───── Data for processing ─────

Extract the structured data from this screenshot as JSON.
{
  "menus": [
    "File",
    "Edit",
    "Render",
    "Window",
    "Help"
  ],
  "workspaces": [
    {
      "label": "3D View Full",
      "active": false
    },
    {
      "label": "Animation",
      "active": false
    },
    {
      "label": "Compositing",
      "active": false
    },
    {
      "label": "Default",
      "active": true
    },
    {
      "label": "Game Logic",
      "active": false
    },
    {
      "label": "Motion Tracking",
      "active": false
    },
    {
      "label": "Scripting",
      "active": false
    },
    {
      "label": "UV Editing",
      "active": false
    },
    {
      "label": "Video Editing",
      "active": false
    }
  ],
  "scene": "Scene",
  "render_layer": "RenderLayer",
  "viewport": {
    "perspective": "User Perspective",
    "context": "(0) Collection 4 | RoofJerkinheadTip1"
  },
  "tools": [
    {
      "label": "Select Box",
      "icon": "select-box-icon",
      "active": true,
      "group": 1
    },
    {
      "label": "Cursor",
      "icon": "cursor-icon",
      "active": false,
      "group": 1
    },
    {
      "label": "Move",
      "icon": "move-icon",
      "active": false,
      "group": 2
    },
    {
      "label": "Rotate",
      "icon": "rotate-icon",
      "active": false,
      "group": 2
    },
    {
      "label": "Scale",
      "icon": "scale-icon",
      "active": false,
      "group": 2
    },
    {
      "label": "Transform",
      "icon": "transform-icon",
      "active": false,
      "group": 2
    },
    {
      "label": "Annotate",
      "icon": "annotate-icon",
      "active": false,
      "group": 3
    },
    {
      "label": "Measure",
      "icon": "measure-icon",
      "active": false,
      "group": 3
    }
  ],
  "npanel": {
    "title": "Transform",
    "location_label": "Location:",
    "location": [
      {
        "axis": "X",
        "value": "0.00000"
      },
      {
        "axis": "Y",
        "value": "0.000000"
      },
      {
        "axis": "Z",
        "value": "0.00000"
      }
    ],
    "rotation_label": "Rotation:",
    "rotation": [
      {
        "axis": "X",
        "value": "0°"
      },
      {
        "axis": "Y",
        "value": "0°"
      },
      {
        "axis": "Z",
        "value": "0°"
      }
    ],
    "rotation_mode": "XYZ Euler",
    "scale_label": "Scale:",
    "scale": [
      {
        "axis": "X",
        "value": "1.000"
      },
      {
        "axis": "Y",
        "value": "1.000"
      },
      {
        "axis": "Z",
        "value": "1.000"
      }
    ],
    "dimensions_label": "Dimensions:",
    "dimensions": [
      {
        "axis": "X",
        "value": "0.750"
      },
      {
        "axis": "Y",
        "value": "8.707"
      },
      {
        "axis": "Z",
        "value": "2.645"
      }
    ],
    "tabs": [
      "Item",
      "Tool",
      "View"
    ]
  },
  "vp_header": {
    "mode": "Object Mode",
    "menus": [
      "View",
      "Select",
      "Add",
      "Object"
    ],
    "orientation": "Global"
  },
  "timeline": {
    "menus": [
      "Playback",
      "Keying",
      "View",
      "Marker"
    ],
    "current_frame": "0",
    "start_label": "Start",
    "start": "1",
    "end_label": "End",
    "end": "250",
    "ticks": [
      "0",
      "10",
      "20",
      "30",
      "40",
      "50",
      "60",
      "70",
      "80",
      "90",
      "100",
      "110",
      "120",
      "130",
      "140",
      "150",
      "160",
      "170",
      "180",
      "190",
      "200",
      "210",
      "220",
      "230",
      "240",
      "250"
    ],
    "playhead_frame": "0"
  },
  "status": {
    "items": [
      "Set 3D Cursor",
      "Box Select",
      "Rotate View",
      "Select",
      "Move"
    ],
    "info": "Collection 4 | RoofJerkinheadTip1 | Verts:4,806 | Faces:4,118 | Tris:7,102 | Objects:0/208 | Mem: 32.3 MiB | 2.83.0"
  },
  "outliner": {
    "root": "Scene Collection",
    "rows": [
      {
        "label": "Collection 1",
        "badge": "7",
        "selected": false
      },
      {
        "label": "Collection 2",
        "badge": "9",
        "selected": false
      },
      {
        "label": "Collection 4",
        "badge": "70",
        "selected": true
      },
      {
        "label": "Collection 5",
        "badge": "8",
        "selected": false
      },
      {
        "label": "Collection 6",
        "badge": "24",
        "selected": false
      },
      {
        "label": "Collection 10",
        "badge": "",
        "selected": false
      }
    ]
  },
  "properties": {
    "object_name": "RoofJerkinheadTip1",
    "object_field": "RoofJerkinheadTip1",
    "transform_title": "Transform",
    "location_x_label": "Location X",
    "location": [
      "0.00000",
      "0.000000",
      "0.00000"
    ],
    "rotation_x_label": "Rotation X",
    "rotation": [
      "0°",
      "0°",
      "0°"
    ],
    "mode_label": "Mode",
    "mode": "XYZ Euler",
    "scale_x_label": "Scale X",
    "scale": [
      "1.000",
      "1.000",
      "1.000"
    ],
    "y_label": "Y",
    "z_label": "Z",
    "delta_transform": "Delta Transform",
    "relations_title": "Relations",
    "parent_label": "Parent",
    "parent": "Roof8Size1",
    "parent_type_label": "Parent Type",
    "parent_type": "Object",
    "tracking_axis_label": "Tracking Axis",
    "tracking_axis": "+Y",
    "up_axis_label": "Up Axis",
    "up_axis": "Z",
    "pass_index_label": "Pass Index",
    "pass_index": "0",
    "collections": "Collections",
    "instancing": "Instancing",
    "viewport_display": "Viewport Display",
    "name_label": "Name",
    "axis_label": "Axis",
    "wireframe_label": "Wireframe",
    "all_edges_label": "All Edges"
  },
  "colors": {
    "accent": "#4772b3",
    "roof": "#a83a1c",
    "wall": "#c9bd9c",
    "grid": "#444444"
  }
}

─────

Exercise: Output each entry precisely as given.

Output below:
Extract the structured data from this screenshot as JSON.
{
  "menus": [
    "File",
    "Edit",
    "Render",
    "Window",
    "Help"
  ],
  "workspaces": [
    {
      "label": "3D View Full",
      "active": false
    },
    {
      "label": "Animation",
      "active": false
    },
    {
      "label": "Compositing",
      "active": false
    },
    {
      "label": "Default",
      "active": true
    },
    {
      "label": "Game Logic",
      "active": false
    },
    {
      "label": "Motion Tracking",
      "active": false
    },
    {
      "label": "Scripting",
      "active": false
    },
    {
      "label": "UV Editing",
      "active": false
    },
    {
      "label": "Video Editing",
      "active": false
    }
  ],
  "scene": "Scene",
  "render_layer": "RenderLayer",
  "viewport": {
    "perspective": "User Perspective",
    "context": "(0) Collection 4 | RoofJerkinheadTip1"
  },
  "tools": [
    {
      "label": "Select Box",
      "icon": "select-box-icon",
      "active": true,
      "group": 1
    },
    {
      "label": "Cursor",
      "icon": "cursor-icon",
      "active": false,
      "group": 1
    },
    {
      "label": "Move",
      "icon": "move-icon",
      "active": false,
      "group": 2
    },
    {
      "label": "Rotate",
      "icon": "rotate-icon",
      "active": false,
      "group": 2
    },
    {
      "label": "Scale",
      "icon": "scale-icon",
      "active": false,
      "group": 2
    },
    {
      "label": "Transform",
      "icon": "transform-icon",
      "active": false,
      "group": 2
    },
    {
      "label": "Annotate",
      "icon": "annotate-icon",
      "active": false,
      "group": 3
    },
    {
      "label": "Measure",
      "icon": "measure-icon",
      "active": false,
      "group": 3
    }
  ],
  "npanel": {
    "title": "Transform",
    "location_label": "Location:",
    "location": [
      {
        "axis": "X",
        "value": "0.00000"
      },
      {
        "axis": "Y",
        "value": "0.000000"
      },
      {
        "axis": "Z",
        "value": "0.00000"
      }
    ],
    "rotation_label": "Rotation:",
    "rotation": [
      {
        "axis": "X",
        "value": "0°"
      },
      {
        "axis": "Y",
        "value": "0°"
      },
      {
        "axis": "Z",
        "value": "0°"
      }
    ],
    "rotation_mode": "XYZ Euler",
    "scale_label": "Scale:",
    "scale": [
      {
        "axis": "X",
        "value": "1.000"
      },
      {
        "axis": "Y",
        "value": "1.000"
      },
      {
        "axis": "Z",
        "value": "1.000"
      }
    ],
    "dimensions_label": "Dimensions:",
    "dimensions": [
      {
        "axis": "X",
        "value": "0.750"
      },
      {
        "axis": "Y",
        "value": "8.707"
      },
      {
        "axis": "Z",
        "value": "2.645"
      }
    ],
    "tabs": [
      "Item",
      "Tool",
      "View"
    ]
  },
  "vp_header": {
    "mode": "Object Mode",
    "menus": [
      "View",
      "Select",
      "Add",
      "Object"
    ],
    "orientation": "Global"
  },
  "timeline": {
    "menus": [
      "Playback",
      "Keying",
      "View",
      "Marker"
    ],
    "current_frame": "0",
    "start_label": "Start",
    "start": "1",
    "end_label": "End",
    "end": "250",
    "ticks": [
      "0",
      "10",
      "20",
      "30",
      "40",
      "50",
      "60",
      "70",
      "80",
      "90",
      "100",
      "110",
      "120",
      "130",
      "140",
      "150",
      "160",
      "170",
      "180",
      "190",
      "200",
      "210",
      "220",
      "230",
      "240",
      "250"
    ],
    "playhead_frame": "0"
  },
  "status": {
    "items": [
      "Set 3D Cursor",
      "Box Select",
      "Rotate View",
      "Select",
      "Move"
    ],
    "info": "Collection 4 | RoofJerkinheadTip1 | Verts:4,806 | Faces:4,118 | Tris:7,102 | Objects:0/208 | Mem: 32.3 MiB | 2.83.0"
  },
  "outliner": {
    "root": "Scene Collection",
    "rows": [
      {
        "label": "Collection 1",
        "badge": "7",
        "selected": false
      },
      {
        "label": "Collection 2",
        "badge": "9",
        "selected": false
      },
      {
        "label": "Collection 4",
        "badge": "70",
        "selected": true
      },
      {
        "label": "Collection 5",
        "badge": "8",
        "selected": false
      },
      {
        "label": "Collection 6",
        "badge": "24",
        "selected": false
      },
      {
        "label": "Collection 10",
        "badge": "",
        "selected": false
      }
    ]
  },
  "properties": {
    "object_name": "RoofJerkinheadTip1",
    "object_field": "RoofJerkinheadTip1",
    "transform_title": "Transform",
    "location_x_label": "Location X",
    "location": [
      "0.00000",
      "0.000000",
      "0.00000"
    ],
    "rotation_x_label": "Rotation X",
    "rotation": [
      "0°",
      "0°",
      "0°"
    ],
    "mode_label": "Mode",
    "mode": "XYZ Euler",
    "scale_x_label": "Scale X",
    "scale": [
      "1.000",
      "1.000",
      "1.000"
    ],
    "y_label": "Y",
    "z_label": "Z",
    "delta_transform": "Delta Transform",
    "relations_title": "Relations",
    "parent_label": "Parent",
    "parent": "Roof8Size1",
    "parent_type_label": "Parent Type",
    "parent_type": "Object",
    "tracking_axis_label": "Tracking Axis",
    "tracking_axis": "+Y",
    "up_axis_label": "Up Axis",
    "up_axis": "Z",
    "pass_index_label": "Pass Index",
    "pass_index": "0",
    "collections": "Collections",
    "instancing": "Instancing",
    "viewport_display": "Viewport Display",
    "name_label": "Name",
    "axis_label": "Axis",
    "wireframe_label": "Wireframe",
    "all_edges_label": "All Edges"
  },
  "colors": {
    "accent": "#4772b3",
    "roof": "#a83a1c",
    "wall": "#c9bd9c",
    "grid": "#444444"
  }
}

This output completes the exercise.